Can a normal peak expiratory flow exclude severe chronic obstructive pulmonary disease?

Rogelio Perez-Padilla, W. M. Vollmer, J. C. Vázquez-García, P. L. Enright, A. M.B. Menezes, A. S. Buist

Research output: Contribution to journalArticle

39 Scopus citations

Abstract

BACKGROUND: Chronic obstructive pulmonary disease (COPD) is underdiagnosed. One barrier to diagnosis is the limited availability of spirometry testing, but in adults at risk for COPD, a normal pre-bronchodilator (pre-BD) peak expiratory flow (PEF) may rule out clinically significant COPD. OBJECTIVE: To identify post-BD airway obstruction using data from 13 708 individuals aged ≥40 years from the PLATINO and BOLD studies.
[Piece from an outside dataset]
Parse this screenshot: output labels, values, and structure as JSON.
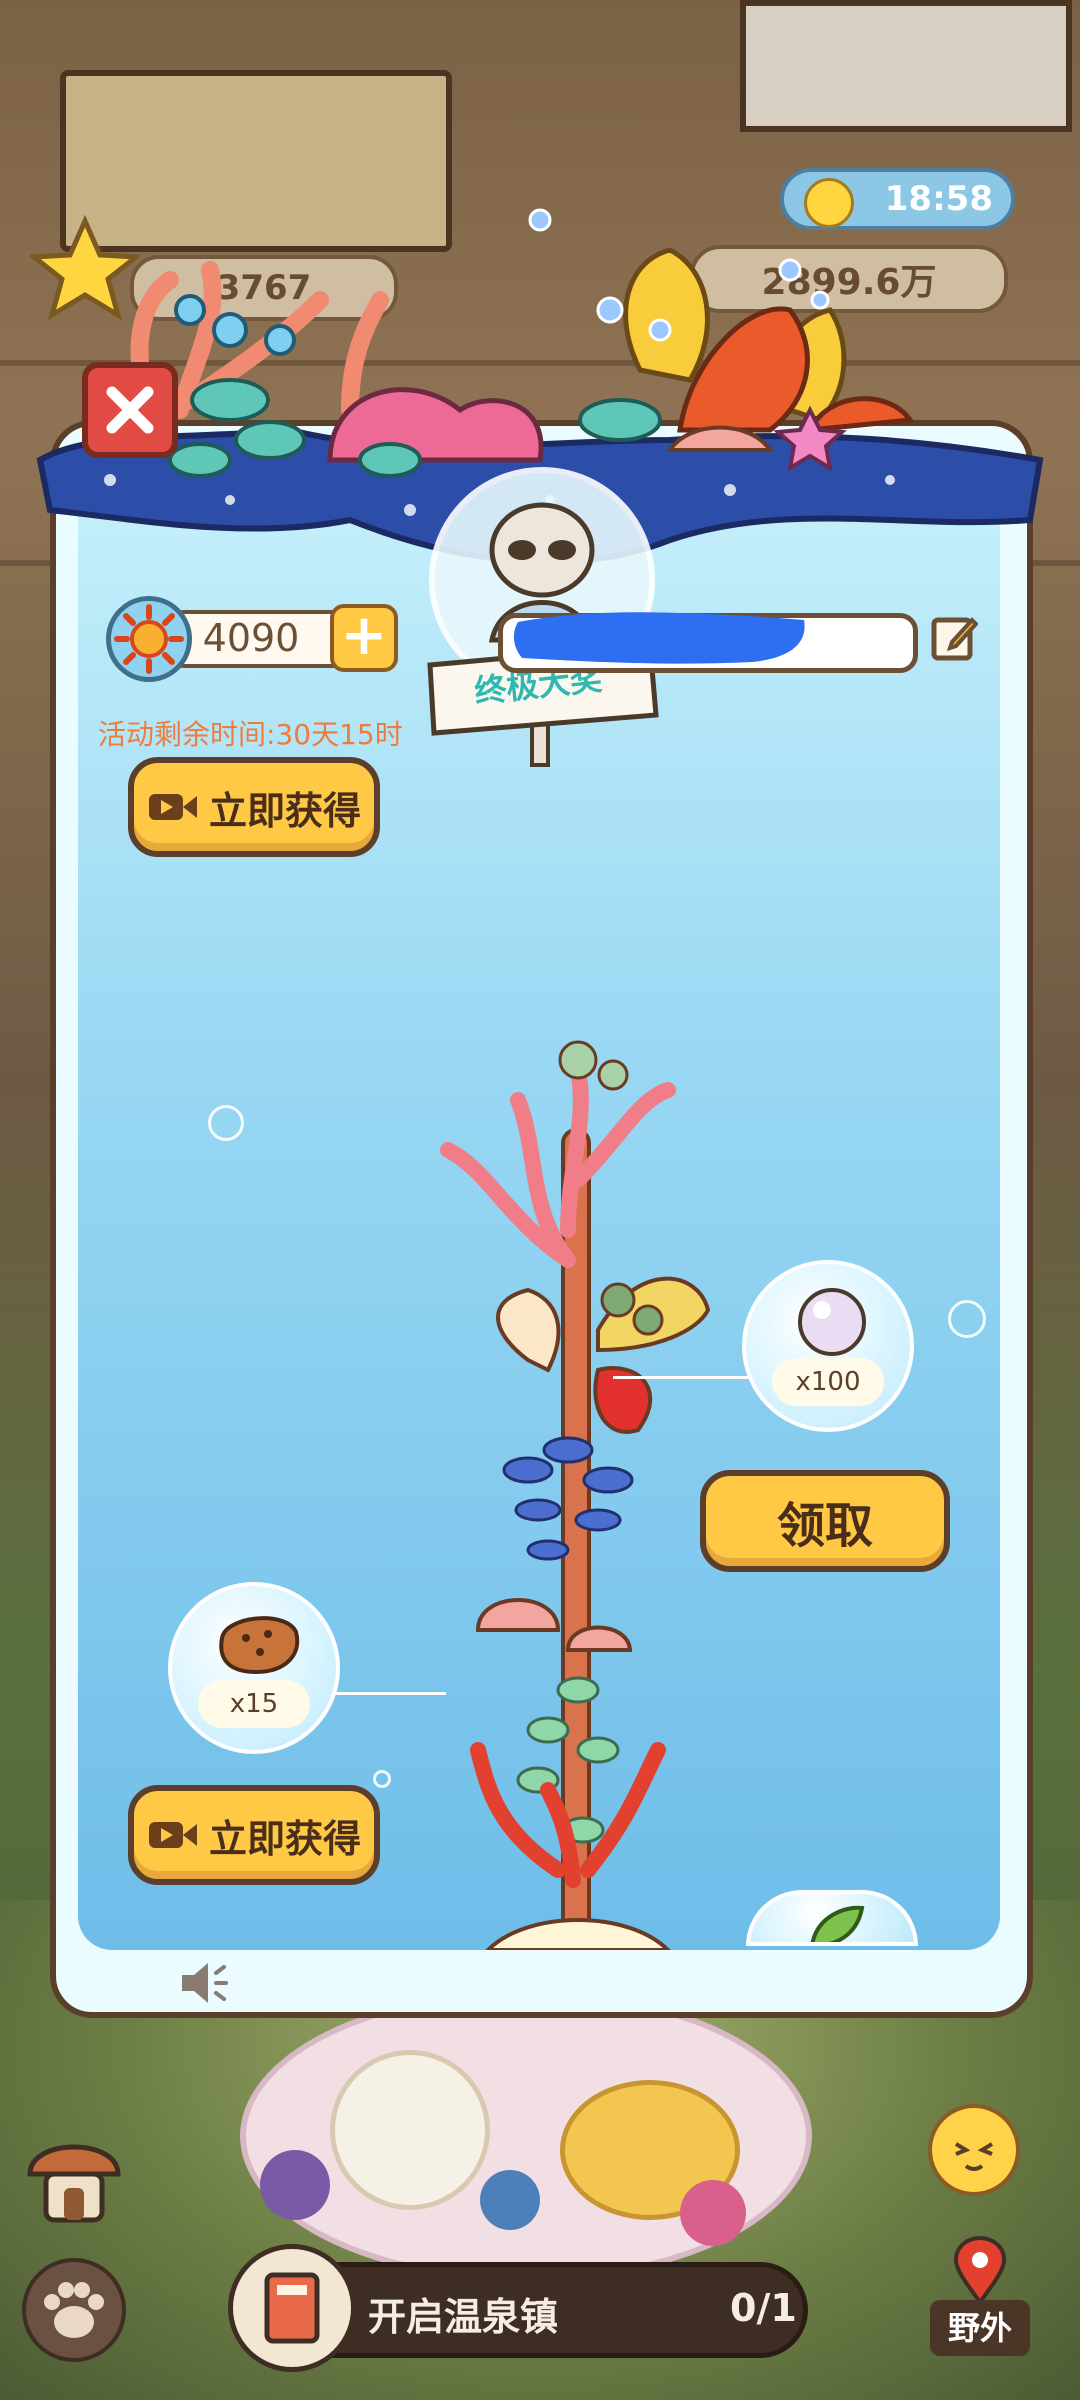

METHODS: We evaluated different cut-off points of pre-BD. The PEF was obtained from a diagnostic-quality spirometer (not a mechanical PEF meter). At least one of the following COPD risk factors was present in 77% of the subjects: chronic respiratory symptoms; exposure to tobacco smoke, biomass smoke or dust in the workplace; or a previous diagnosis of asthma, COPD, emphysema or chronic bronchitis. RESULTS: Although the positive predictive value was low as expected, a pre-BD PEF of ≥70% predicted effectively ruled out Stages III and IV COPD of the Global Initiative for Chronic Obstructive Lung Disease. Among those with at least one risk factor, only 12% would require confirmatory spirometry using this criterion. CONCLUSIONS: Adding PEF measurement to a screening questionnaire may rule out severe to very severe COPD without the need for pre- and post-BD spirometry testing. Confirmation is needed from a study using inexpensive PEF meters or pocket spirometers with a staged screening protocol.

Original languageEnglish (US)
Pages (from-to)387-393
Number of pages7
JournalInternational Journal of Tuberculosis and Lung Disease
Volume13
Issue number3
StatePublished - Mar 1 2009

Keywords

  • BOLD
  • COPD
  • PEF
  • PLATINO
  • Screening

ASJC Scopus subject areas

  • Pulmonary and Respiratory Medicine
  • Infectious Diseases

Fingerprint Dive into the research topics of 'Can a normal peak expiratory flow exclude severe chronic obstructive pulmonary disease?'. Together they form a unique fingerprint.

  • Cite this

    Perez-Padilla, R., Vollmer, W. M., Vázquez-García, J. C., Enright, P. L., Menezes, A. M. B., & Buist, A. S. (2009). Can a normal peak expiratory flow exclude severe chronic obstructive pulmonary disease? International Journal of Tuberculosis and Lung Disease, 13(3), 387-393.